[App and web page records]
========================

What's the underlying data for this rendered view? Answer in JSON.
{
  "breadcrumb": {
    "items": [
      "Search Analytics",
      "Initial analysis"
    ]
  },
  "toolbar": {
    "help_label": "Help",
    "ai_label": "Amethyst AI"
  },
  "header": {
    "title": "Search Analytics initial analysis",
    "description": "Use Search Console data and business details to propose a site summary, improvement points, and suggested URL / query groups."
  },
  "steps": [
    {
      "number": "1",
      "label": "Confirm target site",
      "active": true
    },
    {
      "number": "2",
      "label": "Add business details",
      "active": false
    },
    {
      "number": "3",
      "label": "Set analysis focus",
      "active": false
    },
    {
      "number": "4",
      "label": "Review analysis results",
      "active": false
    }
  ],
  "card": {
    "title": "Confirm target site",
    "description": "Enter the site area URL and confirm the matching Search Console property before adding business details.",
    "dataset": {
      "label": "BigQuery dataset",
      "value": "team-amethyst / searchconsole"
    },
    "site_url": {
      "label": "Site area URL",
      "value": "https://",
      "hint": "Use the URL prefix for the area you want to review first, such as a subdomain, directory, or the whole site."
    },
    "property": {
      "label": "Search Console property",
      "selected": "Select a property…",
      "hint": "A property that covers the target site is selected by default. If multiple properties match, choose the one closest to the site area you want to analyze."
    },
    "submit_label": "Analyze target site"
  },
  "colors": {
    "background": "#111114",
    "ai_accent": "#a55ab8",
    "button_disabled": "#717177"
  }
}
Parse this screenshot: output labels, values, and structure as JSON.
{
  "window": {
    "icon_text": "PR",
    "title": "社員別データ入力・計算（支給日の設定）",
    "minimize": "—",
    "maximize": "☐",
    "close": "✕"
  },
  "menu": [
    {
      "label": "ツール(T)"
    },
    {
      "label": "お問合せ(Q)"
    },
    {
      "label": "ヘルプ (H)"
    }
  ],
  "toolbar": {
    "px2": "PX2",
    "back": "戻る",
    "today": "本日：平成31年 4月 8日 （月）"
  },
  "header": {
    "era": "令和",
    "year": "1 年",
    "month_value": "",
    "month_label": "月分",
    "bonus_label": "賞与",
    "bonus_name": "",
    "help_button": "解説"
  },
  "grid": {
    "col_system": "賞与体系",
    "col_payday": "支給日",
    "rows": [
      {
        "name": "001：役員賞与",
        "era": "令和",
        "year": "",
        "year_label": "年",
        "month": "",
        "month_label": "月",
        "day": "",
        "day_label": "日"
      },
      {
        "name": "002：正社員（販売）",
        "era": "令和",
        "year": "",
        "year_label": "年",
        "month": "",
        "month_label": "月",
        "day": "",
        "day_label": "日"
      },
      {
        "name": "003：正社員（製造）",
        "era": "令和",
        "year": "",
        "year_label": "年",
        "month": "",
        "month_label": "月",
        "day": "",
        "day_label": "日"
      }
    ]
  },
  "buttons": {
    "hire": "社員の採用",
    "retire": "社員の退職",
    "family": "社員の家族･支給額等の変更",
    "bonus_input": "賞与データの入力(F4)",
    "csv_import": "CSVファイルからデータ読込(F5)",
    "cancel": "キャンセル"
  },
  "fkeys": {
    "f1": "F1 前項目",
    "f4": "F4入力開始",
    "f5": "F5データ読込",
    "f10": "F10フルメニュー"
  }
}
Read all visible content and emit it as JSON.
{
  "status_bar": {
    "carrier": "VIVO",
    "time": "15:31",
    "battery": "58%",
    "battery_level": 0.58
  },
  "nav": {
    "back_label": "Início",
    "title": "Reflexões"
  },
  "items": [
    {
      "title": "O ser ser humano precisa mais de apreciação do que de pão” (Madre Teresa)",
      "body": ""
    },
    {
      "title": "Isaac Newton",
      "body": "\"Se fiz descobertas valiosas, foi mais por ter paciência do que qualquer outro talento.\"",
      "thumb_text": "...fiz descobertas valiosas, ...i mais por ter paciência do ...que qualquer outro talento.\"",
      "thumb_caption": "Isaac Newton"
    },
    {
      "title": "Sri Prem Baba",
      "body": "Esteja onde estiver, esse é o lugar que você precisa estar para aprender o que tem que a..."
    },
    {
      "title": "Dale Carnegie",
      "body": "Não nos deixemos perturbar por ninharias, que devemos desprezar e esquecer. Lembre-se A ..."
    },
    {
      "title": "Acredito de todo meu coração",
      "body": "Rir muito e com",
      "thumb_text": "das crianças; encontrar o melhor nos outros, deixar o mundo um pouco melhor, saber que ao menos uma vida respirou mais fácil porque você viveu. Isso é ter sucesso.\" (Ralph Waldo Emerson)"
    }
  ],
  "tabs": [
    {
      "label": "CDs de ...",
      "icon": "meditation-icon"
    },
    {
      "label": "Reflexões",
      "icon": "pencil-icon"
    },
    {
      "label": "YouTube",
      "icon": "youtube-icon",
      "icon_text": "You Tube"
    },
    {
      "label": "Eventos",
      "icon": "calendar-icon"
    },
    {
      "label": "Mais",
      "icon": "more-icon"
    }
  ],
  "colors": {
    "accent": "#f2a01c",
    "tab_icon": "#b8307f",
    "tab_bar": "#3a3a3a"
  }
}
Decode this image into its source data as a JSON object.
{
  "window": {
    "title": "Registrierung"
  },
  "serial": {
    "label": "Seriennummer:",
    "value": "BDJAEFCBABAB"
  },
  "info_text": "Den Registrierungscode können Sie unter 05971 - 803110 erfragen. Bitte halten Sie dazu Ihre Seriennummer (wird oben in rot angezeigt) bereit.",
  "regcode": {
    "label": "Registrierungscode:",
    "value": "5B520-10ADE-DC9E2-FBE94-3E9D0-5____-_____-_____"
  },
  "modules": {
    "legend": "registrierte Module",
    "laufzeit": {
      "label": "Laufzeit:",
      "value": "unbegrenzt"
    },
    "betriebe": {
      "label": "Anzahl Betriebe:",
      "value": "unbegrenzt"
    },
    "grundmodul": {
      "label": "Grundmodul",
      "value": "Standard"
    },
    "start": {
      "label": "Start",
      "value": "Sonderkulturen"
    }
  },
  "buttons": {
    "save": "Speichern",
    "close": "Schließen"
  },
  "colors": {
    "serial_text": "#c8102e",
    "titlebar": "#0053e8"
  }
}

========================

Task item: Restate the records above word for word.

Exercise solution:
What's the underlying data for this rendered view? Answer in JSON.
{
  "breadcrumb": {
    "items": [
      "Search Analytics",
      "Initial analysis"
    ]
  },
  "toolbar": {
    "help_label": "Help",
    "ai_label": "Amethyst AI"
  },
  "header": {
    "title": "Search Analytics initial analysis",
    "description": "Use Search Console data and business details to propose a site summary, improvement points, and suggested URL / query groups."
  },
  "steps": [
    {
      "number": "1",
      "label": "Confirm target site",
      "active": true
    },
    {
      "number": "2",
      "label": "Add business details",
      "active": false
    },
    {
      "number": "3",
      "label": "Set analysis focus",
      "active": false
    },
    {
      "number": "4",
      "label": "Review analysis results",
      "active": false
    }
  ],
  "card": {
    "title": "Confirm target site",
    "description": "Enter the site area URL and confirm the matching Search Console property before adding business details.",
    "dataset": {
      "label": "BigQuery dataset",
      "value": "team-amethyst / searchconsole"
    },
    "site_url": {
      "label": "Site area URL",
      "value": "https://",
      "hint": "Use the URL prefix for the area you want to review first, such as a subdomain, directory, or the whole site."
    },
    "property": {
      "label": "Search Console property",
      "selected": "Select a property…",
      "hint": "A property that covers the target site is selected by default. If multiple properties match, choose the one closest to the site area you want to analyze."
    },
    "submit_label": "Analyze target site"
  },
  "colors": {
    "background": "#111114",
    "ai_accent": "#a55ab8",
    "button_disabled": "#717177"
  }
}
Parse this screenshot: output labels, values, and structure as JSON.
{
  "window": {
    "icon_text": "PR",
    "title": "社員別データ入力・計算（支給日の設定）",
    "minimize": "—",
    "maximize": "☐",
    "close": "✕"
  },
  "menu": [
    {
      "label": "ツール(T)"
    },
    {
      "label": "お問合せ(Q)"
    },
    {
      "label": "ヘルプ (H)"
    }
  ],
  "toolbar": {
    "px2": "PX2",
    "back": "戻る",
    "today": "本日：平成31年 4月 8日 （月）"
  },
  "header": {
    "era": "令和",
    "year": "1 年",
    "month_value": "",
    "month_label": "月分",
    "bonus_label": "賞与",
    "bonus_name": "",
    "help_button": "解説"
  },
  "grid": {
    "col_system": "賞与体系",
    "col_payday": "支給日",
    "rows": [
      {
        "name": "001：役員賞与",
        "era": "令和",
        "year": "",
        "year_label": "年",
        "month": "",
        "month_label": "月",
        "day": "",
        "day_label": "日"
      },
      {
        "name": "002：正社員（販売）",
        "era": "令和",
        "year": "",
        "year_label": "年",
        "month": "",
        "month_label": "月",
        "day": "",
        "day_label": "日"
      },
      {
        "name": "003：正社員（製造）",
        "era": "令和",
        "year": "",
        "year_label": "年",
        "month": "",
        "month_label": "月",
        "day": "",
        "day_label": "日"
      }
    ]
  },
  "buttons": {
    "hire": "社員の採用",
    "retire": "社員の退職",
    "family": "社員の家族･支給額等の変更",
    "bonus_input": "賞与データの入力(F4)",
    "csv_import": "CSVファイルからデータ読込(F5)",
    "cancel": "キャンセル"
  },
  "fkeys": {
    "f1": "F1 前項目",
    "f4": "F4入力開始",
    "f5": "F5データ読込",
    "f10": "F10フルメニュー"
  }
}
Read all visible content and emit it as JSON.
{
  "status_bar": {
    "carrier": "VIVO",
    "time": "15:31",
    "battery": "58%",
    "battery_level": 0.58
  },
  "nav": {
    "back_label": "Início",
    "title": "Reflexões"
  },
  "items": [
    {
      "title": "O ser ser humano precisa mais de apreciação do que de pão” (Madre Teresa)",
      "body": ""
    },
    {
      "title": "Isaac Newton",
      "body": "\"Se fiz descobertas valiosas, foi mais por ter paciência do que qualquer outro talento.\"",
      "thumb_text": "...fiz descobertas valiosas, ...i mais por ter paciência do ...que qualquer outro talento.\"",
      "thumb_caption": "Isaac Newton"
    },
    {
      "title": "Sri Prem Baba",
      "body": "Esteja onde estiver, esse é o lugar que você precisa estar para aprender o que tem que a..."
    },
    {
      "title": "Dale Carnegie",
      "body": "Não nos deixemos perturbar por ninharias, que devemos desprezar e esquecer. Lembre-se A ..."
    },
    {
      "title": "Acredito de todo meu coração",
      "body": "Rir muito e com",
      "thumb_text": "das crianças; encontrar o melhor nos outros, deixar o mundo um pouco melhor, saber que ao menos uma vida respirou mais fácil porque você viveu. Isso é ter sucesso.\" (Ralph Waldo Emerson)"
    }
  ],
  "tabs": [
    {
      "label": "CDs de ...",
      "icon": "meditation-icon"
    },
    {
      "label": "Reflexões",
      "icon": "pencil-icon"
    },
    {
      "label": "YouTube",
      "icon": "youtube-icon",
      "icon_text": "You Tube"
    },
    {
      "label": "Eventos",
      "icon": "calendar-icon"
    },
    {
      "label": "Mais",
      "icon": "more-icon"
    }
  ],
  "colors": {
    "accent": "#f2a01c",
    "tab_icon": "#b8307f",
    "tab_bar": "#3a3a3a"
  }
}
Decode this image into its source data as a JSON object.
{
  "window": {
    "title": "Registrierung"
  },
  "serial": {
    "label": "Seriennummer:",
    "value": "BDJAEFCBABAB"
  },
  "info_text": "Den Registrierungscode können Sie unter 05971 - 803110 erfragen. Bitte halten Sie dazu Ihre Seriennummer (wird oben in rot angezeigt) bereit.",
  "regcode": {
    "label": "Registrierungscode:",
    "value": "5B520-10ADE-DC9E2-FBE94-3E9D0-5____-_____-_____"
  },
  "modules": {
    "legend": "registrierte Module",
    "laufzeit": {
      "label": "Laufzeit:",
      "value": "unbegrenzt"
    },
    "betriebe": {
      "label": "Anzahl Betriebe:",
      "value": "unbegrenzt"
    },
    "grundmodul": {
      "label": "Grundmodul",
      "value": "Standard"
    },
    "start": {
      "label": "Start",
      "value": "Sonderkulturen"
    }
  },
  "buttons": {
    "save": "Speichern",
    "close": "Schließen"
  },
  "colors": {
    "serial_text": "#c8102e",
    "titlebar": "#0053e8"
  }
}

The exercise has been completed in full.